Calling the building a cottage was perhaps a stretch. It was more like a hut, with only one room and one fireplace with a dented pot nestled among the ashes. The cottage must have stood in that clearing for centuries. The blackened beams hung low overhead, and the daub had come away in patches, revealing a skeleton of thin branches that held the walls up by some miracle. A small chest to one side of the fire contained tin bowls, cups, cutlery and a pan, and placed strategically in front of the hearth were two chairs.
“Good lord, I’m soaked!” I removed my coat and threw it and my gloves over the back of a chair.
Vi glanced around. “We’re alone.”
“You sound surprised.”
“I…I thought the gardeners may have sheltered here too.”
The gardeners did indeed use the cottage to store equipment or their packed lunch if they worked nearby, and we usually knocked before going inside, just in case. But, despite the rain and the need for shelter, the single-room cottage was unoccupied.
“I wouldn’t be surprised if someone comes,” Vi said.
One could only hope. I wouldn’t mind seeing that new gardener again, although I was sure he wouldn’t remain once he discovered us there.
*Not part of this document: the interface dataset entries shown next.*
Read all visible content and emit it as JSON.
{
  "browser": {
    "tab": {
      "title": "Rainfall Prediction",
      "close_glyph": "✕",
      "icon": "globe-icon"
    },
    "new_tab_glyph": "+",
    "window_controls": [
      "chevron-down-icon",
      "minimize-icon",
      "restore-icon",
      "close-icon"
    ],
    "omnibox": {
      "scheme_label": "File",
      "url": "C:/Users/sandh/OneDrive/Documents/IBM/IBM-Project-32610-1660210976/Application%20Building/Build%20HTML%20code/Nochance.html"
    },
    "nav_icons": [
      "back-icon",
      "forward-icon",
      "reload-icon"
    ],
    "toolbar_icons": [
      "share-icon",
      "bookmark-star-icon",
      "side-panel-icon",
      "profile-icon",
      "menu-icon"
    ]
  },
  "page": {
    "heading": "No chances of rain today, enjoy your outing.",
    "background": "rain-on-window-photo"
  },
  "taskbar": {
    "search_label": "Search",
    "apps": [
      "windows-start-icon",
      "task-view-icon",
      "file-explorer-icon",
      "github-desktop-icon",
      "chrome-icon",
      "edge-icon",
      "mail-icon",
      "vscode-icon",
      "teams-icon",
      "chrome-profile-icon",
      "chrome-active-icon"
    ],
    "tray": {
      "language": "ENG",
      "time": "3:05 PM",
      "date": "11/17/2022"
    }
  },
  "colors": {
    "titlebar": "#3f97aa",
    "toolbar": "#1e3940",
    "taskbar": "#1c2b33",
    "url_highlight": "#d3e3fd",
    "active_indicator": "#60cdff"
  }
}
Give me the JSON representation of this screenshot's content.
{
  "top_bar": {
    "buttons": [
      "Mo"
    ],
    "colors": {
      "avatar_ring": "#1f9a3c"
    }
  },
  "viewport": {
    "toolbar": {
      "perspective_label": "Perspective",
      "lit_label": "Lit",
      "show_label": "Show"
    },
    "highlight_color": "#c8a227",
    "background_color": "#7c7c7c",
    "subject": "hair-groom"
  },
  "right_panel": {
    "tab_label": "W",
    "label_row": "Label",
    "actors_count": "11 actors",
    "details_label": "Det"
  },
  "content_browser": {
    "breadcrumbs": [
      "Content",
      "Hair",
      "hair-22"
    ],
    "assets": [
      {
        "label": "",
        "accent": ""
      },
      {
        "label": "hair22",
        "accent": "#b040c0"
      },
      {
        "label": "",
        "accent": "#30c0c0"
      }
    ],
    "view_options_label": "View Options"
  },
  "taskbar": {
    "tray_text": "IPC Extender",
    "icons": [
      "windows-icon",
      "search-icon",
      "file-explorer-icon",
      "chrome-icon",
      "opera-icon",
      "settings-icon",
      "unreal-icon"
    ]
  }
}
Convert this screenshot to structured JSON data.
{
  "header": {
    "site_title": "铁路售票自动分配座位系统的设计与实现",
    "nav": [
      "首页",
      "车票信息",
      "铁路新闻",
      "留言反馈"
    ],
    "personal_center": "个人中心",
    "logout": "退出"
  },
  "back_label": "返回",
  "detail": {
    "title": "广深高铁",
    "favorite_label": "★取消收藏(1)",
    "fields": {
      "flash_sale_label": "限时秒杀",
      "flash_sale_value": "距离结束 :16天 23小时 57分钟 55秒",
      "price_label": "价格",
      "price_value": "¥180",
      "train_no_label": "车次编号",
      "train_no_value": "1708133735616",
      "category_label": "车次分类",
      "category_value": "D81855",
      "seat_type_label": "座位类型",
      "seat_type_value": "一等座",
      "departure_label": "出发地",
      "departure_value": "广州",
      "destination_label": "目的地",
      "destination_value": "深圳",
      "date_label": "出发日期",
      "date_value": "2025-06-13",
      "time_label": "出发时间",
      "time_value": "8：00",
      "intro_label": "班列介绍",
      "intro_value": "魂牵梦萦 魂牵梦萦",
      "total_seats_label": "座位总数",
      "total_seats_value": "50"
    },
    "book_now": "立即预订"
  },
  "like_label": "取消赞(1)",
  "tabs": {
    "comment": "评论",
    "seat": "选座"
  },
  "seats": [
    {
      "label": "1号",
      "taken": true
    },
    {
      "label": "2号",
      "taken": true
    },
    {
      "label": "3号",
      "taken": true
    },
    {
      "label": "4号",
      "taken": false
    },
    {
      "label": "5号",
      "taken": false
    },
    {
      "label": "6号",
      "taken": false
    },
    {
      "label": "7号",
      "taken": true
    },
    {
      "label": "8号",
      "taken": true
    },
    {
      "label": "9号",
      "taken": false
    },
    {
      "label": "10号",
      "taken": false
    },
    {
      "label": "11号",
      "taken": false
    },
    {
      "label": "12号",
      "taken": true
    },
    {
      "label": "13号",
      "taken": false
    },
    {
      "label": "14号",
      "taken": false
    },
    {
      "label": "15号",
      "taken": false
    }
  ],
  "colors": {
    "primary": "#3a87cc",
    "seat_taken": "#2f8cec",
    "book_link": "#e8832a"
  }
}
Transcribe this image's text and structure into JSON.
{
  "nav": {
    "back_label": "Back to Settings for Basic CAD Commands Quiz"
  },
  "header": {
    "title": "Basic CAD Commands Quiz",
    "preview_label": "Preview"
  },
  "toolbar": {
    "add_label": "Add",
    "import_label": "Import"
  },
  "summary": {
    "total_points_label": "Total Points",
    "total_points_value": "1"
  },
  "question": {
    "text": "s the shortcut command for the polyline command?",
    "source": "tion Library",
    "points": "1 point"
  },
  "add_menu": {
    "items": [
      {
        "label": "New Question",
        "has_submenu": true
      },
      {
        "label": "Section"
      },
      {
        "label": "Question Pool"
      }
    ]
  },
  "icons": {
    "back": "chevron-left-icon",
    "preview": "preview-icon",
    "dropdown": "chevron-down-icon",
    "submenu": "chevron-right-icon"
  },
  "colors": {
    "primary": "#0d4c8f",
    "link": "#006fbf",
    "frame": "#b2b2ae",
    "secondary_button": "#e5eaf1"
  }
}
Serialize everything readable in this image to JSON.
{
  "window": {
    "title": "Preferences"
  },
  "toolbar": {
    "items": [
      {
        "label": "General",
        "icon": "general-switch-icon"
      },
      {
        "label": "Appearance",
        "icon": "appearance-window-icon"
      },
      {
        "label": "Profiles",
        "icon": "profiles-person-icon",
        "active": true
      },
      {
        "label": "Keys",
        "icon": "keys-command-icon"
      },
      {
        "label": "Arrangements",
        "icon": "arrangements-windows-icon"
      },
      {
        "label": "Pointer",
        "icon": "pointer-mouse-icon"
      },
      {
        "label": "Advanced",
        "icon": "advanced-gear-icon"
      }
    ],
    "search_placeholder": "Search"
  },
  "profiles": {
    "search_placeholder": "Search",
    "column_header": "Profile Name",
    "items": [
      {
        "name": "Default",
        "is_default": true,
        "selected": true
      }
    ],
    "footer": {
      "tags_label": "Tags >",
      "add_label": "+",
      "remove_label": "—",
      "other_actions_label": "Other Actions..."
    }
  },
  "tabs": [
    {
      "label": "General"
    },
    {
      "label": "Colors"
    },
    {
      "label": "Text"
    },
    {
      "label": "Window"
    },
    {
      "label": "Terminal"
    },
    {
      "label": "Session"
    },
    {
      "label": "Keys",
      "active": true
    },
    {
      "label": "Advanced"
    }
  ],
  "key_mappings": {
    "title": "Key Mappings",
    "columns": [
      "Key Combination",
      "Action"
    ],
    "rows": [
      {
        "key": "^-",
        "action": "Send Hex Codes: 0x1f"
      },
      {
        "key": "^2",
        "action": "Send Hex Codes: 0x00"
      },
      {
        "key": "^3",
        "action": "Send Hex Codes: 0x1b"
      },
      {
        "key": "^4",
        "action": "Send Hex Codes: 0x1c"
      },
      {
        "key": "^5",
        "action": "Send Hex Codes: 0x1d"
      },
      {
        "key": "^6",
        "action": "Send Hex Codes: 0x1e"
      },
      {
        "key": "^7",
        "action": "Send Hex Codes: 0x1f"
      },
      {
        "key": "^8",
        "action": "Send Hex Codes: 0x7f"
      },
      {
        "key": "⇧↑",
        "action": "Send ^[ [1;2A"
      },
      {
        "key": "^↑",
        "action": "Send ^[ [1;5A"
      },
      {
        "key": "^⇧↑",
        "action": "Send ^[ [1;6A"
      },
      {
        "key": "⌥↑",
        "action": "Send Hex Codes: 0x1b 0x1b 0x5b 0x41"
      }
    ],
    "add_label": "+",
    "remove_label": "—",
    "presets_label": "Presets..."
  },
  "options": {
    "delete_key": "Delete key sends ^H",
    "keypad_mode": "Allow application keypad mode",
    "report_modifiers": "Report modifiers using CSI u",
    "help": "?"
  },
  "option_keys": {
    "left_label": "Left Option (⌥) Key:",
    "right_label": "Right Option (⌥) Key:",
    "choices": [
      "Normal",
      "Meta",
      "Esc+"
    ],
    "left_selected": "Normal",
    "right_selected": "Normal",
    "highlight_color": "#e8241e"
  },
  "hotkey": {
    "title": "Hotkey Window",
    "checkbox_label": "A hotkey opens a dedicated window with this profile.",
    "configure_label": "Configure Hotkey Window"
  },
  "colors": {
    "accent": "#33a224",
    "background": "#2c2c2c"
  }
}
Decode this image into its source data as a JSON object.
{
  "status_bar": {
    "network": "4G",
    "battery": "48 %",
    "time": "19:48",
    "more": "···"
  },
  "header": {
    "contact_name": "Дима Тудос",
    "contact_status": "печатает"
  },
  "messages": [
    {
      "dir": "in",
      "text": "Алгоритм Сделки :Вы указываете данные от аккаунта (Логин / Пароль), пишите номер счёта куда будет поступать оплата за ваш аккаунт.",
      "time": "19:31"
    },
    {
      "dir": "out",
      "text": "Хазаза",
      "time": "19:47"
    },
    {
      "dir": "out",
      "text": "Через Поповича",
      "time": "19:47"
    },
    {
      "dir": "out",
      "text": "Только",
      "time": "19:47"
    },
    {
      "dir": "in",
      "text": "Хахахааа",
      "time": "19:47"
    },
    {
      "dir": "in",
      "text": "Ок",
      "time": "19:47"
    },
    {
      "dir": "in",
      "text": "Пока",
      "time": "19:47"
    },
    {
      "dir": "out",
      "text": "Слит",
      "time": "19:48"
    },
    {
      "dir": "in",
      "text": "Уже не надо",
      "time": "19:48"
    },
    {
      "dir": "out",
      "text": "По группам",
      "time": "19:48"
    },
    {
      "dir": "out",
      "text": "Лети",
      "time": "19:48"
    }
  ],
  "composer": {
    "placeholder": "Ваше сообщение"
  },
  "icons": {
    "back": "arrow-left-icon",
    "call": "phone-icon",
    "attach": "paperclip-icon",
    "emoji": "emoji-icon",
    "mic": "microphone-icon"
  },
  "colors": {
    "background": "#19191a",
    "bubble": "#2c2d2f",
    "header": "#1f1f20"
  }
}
A male servant confined in a small space with Lady Violet would tarnish her reputation and be cause for malicious gossip if discovered.
The fact that I worried about her reputation was laughable considering she was unlikely ever to enter Society and had no need of a reputation, either good or bad.
“They must be working farther away today,” I said.
Vi glanced out the window and hugged herself as a shudder wracked her. “The rain seems to have set in. We should start a small fire if we’re to be here awhile.” She inspected the wood box near the hearth. “There’s no kindling. Will you fetch some, Hannah?”
Pity she couldn’t set alight the thick piece of timber she removed from the box with a point of her finger. At least that would be a benefit to an affliction that made her life miserable.
I ventured out again. The wind slammed the door closed behind me and lashed my damp skirt to my legs. It tugged my hair out from beneath my hat and drove the cold needles of rain into my cheeks. The tired, drooping porch did little to protect either me or the neat stack of wood near the door. Hopefully the kindling inside the box fared better.
I bent to open the lid, but stopped when I saw something move out of the corner my eye. I turned to look. Nothing there except trees and rain. I straightened.
Someone grabbed me from behind. A hand holding a cloth clamped over my nose and mouth. A sweet smell swamped me and clung to the back of my throat. I tried to scream, but what little sound came out would not have reached Vi. I scrabbled at the hand, tried to pull it away, but my attacker was too strong. His other arm circled my waist, holding me against his body. I knew it was a man. No woman was built like a steel brace.
The sweet smell filled my head, my lungs, and I began to feel myself drifting into a fog. A sudden wave of panic lent me strength. I clawed at that bare hand again. The man’s breath hissed through his teeth as I peeled off some of his skin with my fingernails, but my fight was all too brief. The fog closed around me. My eyelids were too leaden to keep open.
“It’s all right, Lady Violet,” he said. His words vibrated through the back of my head, pressed into his chest. “You’ll come to no harm if you cooperate.”
I felt myself slipping away. I could no longer stand and he picked me up. I would have been able to see his face if I could only open my eyes. Yet I was not so concerned about his identity at that moment as I was about what he’d just called me.
He thought I was Vi. He might be carrying me away from her, but I could still protect her. I would not tell him he had the wrong girl.